▼▼▼

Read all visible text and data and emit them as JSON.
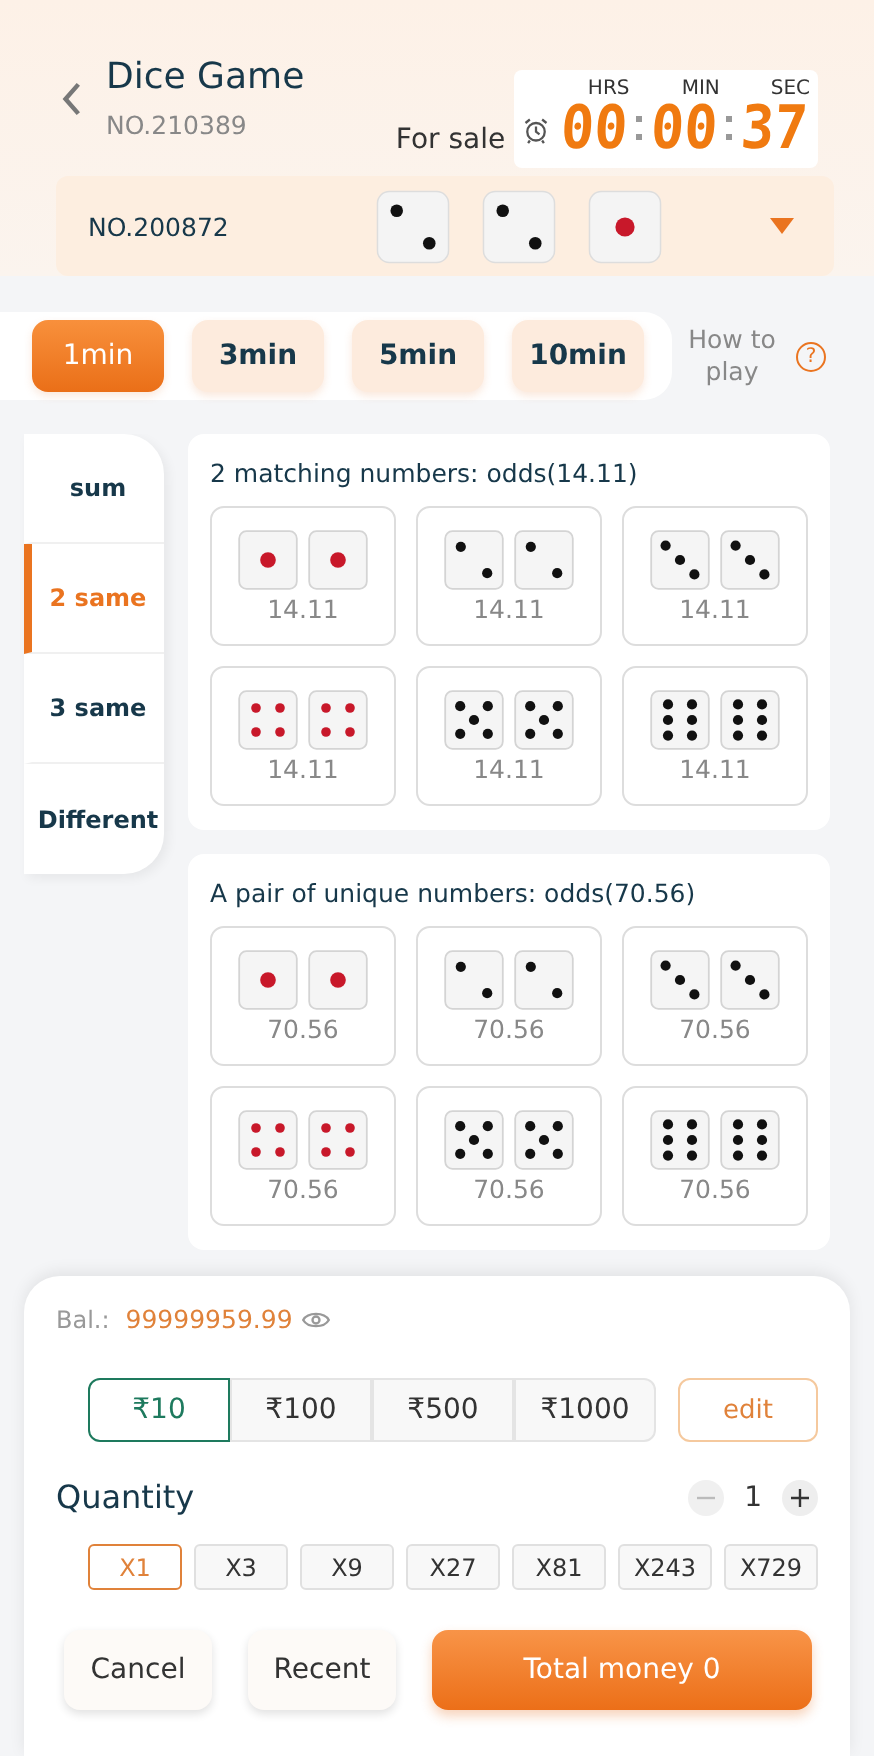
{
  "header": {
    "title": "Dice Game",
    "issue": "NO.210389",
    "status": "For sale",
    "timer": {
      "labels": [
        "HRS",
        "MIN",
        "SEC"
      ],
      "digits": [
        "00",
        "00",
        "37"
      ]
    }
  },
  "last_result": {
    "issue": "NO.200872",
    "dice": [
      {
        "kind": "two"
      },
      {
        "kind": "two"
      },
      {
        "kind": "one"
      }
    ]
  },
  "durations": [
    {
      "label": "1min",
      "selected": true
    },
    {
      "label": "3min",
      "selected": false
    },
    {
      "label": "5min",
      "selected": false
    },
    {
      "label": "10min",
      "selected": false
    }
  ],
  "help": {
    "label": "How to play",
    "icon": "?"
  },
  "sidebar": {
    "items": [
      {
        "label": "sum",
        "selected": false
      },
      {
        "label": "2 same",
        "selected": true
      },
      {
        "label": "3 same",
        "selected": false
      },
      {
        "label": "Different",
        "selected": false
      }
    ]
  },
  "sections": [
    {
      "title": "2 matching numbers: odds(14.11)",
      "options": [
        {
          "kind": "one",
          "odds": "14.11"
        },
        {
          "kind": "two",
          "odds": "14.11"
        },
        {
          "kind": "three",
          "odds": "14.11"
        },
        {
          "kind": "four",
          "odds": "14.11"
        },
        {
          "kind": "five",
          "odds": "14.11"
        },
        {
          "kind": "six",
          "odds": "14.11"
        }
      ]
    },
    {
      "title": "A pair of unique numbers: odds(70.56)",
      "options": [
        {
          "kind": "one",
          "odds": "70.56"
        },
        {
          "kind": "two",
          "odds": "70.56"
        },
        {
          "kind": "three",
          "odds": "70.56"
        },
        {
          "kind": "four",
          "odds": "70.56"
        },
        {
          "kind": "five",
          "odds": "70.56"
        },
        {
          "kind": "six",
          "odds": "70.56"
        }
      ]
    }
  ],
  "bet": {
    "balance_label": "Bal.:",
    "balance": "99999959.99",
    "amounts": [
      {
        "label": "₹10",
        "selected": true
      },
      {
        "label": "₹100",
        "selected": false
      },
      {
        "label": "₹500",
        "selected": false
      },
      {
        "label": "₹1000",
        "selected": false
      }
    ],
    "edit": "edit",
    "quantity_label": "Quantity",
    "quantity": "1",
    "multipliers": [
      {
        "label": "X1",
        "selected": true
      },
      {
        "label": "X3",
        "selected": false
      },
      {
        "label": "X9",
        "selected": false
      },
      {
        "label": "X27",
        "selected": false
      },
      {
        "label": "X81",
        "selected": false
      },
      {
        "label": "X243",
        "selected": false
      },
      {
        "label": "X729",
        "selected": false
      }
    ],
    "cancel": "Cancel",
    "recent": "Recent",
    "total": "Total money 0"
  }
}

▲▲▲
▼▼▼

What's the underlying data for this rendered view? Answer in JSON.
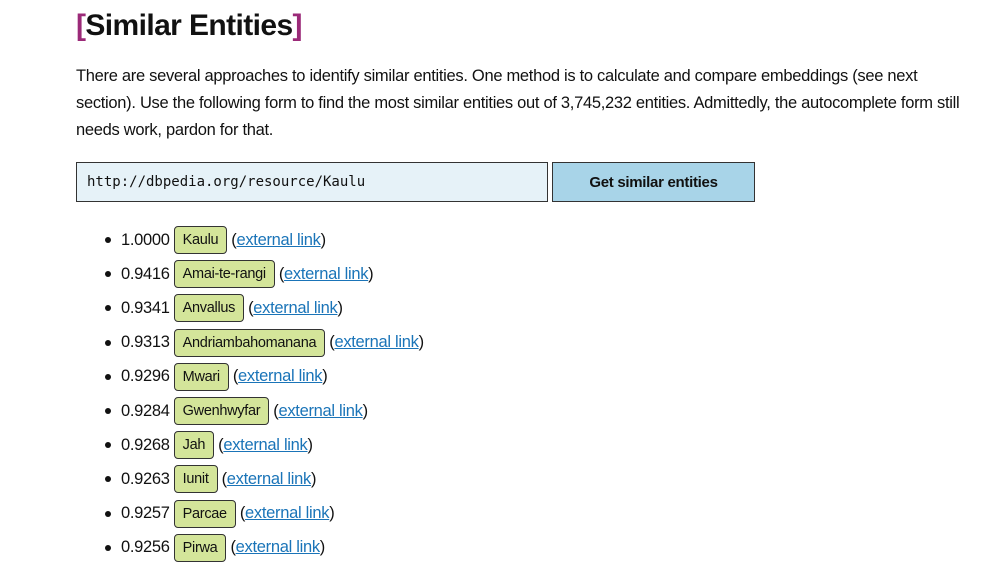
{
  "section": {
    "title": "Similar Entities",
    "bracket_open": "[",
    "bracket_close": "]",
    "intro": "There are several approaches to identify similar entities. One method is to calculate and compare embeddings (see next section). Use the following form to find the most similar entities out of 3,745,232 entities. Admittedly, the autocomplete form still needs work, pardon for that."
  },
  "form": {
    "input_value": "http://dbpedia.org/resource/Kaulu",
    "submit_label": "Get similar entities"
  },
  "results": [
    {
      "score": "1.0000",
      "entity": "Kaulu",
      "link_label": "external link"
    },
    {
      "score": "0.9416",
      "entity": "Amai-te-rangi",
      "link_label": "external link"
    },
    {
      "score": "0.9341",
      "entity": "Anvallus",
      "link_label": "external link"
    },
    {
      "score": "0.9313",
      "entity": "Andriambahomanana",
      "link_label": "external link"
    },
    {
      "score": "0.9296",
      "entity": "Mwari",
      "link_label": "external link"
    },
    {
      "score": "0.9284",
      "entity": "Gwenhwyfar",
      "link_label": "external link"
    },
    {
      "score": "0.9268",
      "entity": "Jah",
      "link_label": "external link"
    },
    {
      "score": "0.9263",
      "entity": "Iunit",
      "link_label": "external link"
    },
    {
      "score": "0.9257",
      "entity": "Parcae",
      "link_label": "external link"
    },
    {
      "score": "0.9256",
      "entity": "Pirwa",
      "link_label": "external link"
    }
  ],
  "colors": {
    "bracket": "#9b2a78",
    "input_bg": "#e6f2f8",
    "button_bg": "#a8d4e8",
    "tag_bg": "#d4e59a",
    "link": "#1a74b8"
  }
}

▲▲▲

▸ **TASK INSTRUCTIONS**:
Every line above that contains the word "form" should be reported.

▸ **SOLUTION TO THIS TASK**:
    "intro": "There are several approaches to identify similar entities. One method is to calculate and compare embeddings (see next section). Use the following form to find the most similar entities out of 3,745,232 entities. Admittedly, the autocomplete form still needs work, pardon for that."
  "form": {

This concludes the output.